*The data*.
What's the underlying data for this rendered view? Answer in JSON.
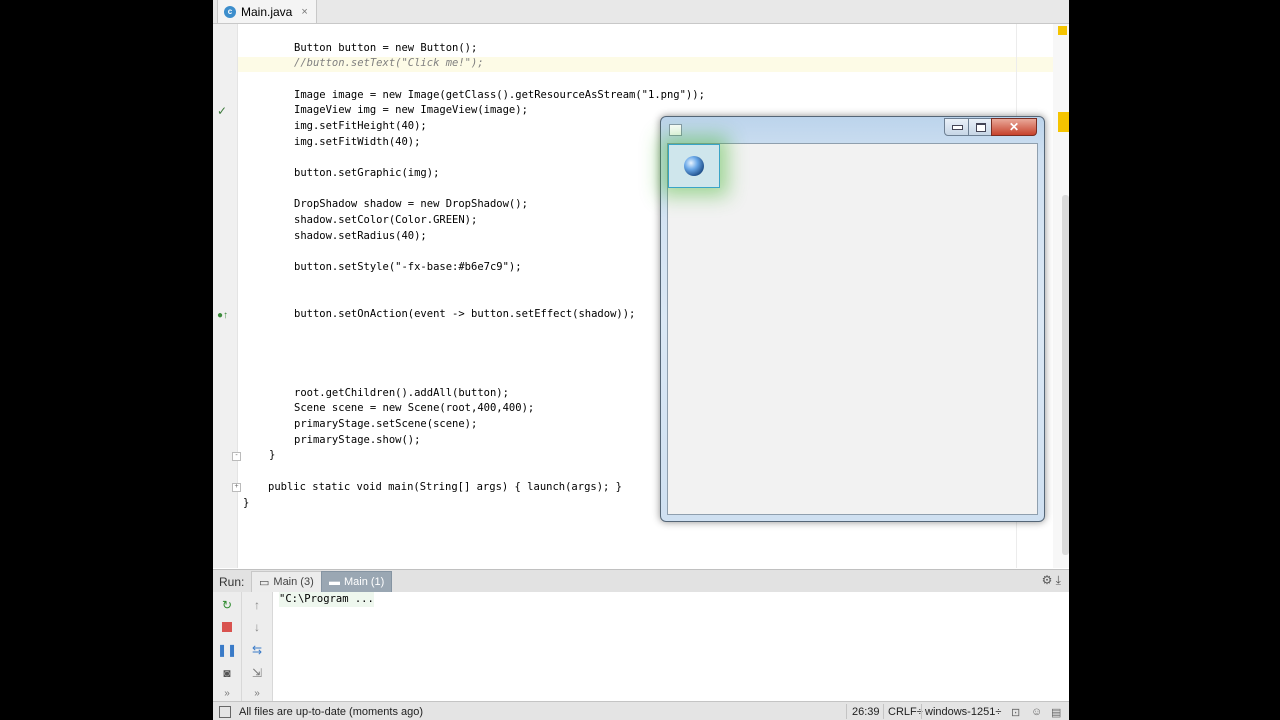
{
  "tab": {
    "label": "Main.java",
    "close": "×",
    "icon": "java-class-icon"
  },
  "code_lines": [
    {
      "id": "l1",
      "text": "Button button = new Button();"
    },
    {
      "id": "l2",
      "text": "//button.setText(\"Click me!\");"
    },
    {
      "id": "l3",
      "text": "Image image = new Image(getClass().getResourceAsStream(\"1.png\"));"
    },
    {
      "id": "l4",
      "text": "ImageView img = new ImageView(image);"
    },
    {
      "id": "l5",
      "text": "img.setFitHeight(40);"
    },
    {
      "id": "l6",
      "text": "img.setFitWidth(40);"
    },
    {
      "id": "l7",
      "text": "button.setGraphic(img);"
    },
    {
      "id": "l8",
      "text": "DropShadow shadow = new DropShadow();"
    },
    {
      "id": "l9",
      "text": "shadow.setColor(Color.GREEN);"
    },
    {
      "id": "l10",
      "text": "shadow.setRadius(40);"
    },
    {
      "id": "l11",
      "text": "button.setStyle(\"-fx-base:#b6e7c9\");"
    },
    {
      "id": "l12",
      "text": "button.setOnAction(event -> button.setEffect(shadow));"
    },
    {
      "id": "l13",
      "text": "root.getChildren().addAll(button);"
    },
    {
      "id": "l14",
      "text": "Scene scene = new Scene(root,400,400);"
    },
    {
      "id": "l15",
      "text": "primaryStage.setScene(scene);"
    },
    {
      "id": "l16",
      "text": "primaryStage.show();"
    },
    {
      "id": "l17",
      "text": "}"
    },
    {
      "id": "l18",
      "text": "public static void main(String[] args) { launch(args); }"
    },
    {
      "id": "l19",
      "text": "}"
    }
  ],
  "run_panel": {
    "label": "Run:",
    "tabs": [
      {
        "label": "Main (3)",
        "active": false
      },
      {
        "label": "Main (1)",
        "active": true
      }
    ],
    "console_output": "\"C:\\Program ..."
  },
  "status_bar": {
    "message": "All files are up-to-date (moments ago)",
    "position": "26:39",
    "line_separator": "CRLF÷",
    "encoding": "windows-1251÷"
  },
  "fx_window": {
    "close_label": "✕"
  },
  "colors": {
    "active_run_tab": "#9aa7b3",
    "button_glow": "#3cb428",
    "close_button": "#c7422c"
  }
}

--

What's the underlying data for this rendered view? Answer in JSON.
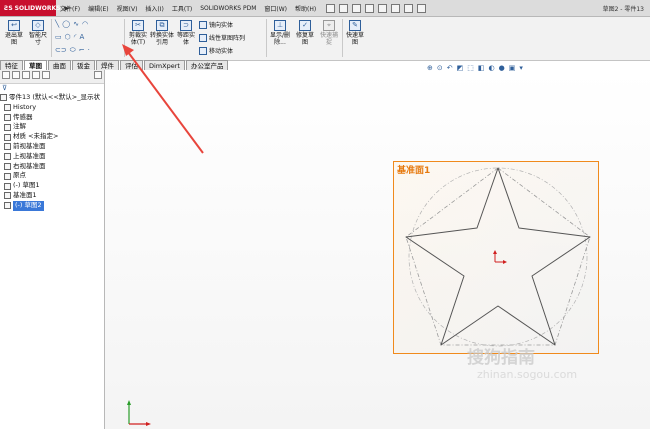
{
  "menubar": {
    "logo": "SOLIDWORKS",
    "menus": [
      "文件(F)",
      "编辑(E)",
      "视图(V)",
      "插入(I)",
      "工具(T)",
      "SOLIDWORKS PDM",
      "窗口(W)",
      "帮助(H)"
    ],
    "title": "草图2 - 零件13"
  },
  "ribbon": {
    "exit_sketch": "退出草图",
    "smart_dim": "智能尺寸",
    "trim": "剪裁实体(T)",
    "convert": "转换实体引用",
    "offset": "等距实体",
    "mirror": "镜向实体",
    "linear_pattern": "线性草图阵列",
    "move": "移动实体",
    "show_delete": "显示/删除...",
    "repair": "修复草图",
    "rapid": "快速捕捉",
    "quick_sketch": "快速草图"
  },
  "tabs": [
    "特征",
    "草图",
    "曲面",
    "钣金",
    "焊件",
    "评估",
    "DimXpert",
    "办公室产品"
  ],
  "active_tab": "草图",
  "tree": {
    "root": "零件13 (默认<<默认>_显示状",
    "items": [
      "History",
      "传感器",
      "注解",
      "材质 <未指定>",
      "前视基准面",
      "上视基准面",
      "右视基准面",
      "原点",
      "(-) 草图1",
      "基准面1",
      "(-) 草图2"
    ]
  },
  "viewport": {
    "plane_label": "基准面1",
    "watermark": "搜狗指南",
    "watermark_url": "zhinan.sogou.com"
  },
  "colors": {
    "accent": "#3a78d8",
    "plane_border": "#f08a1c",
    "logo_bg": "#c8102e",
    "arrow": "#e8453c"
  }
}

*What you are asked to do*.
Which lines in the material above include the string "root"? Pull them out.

*Response for this exercise*.
      "text": "root.getChildren().addAll(button);"
      "text": "Scene scene = new Scene(root,400,400);"
    "root": "零件13 (默认<<默认>_显示状",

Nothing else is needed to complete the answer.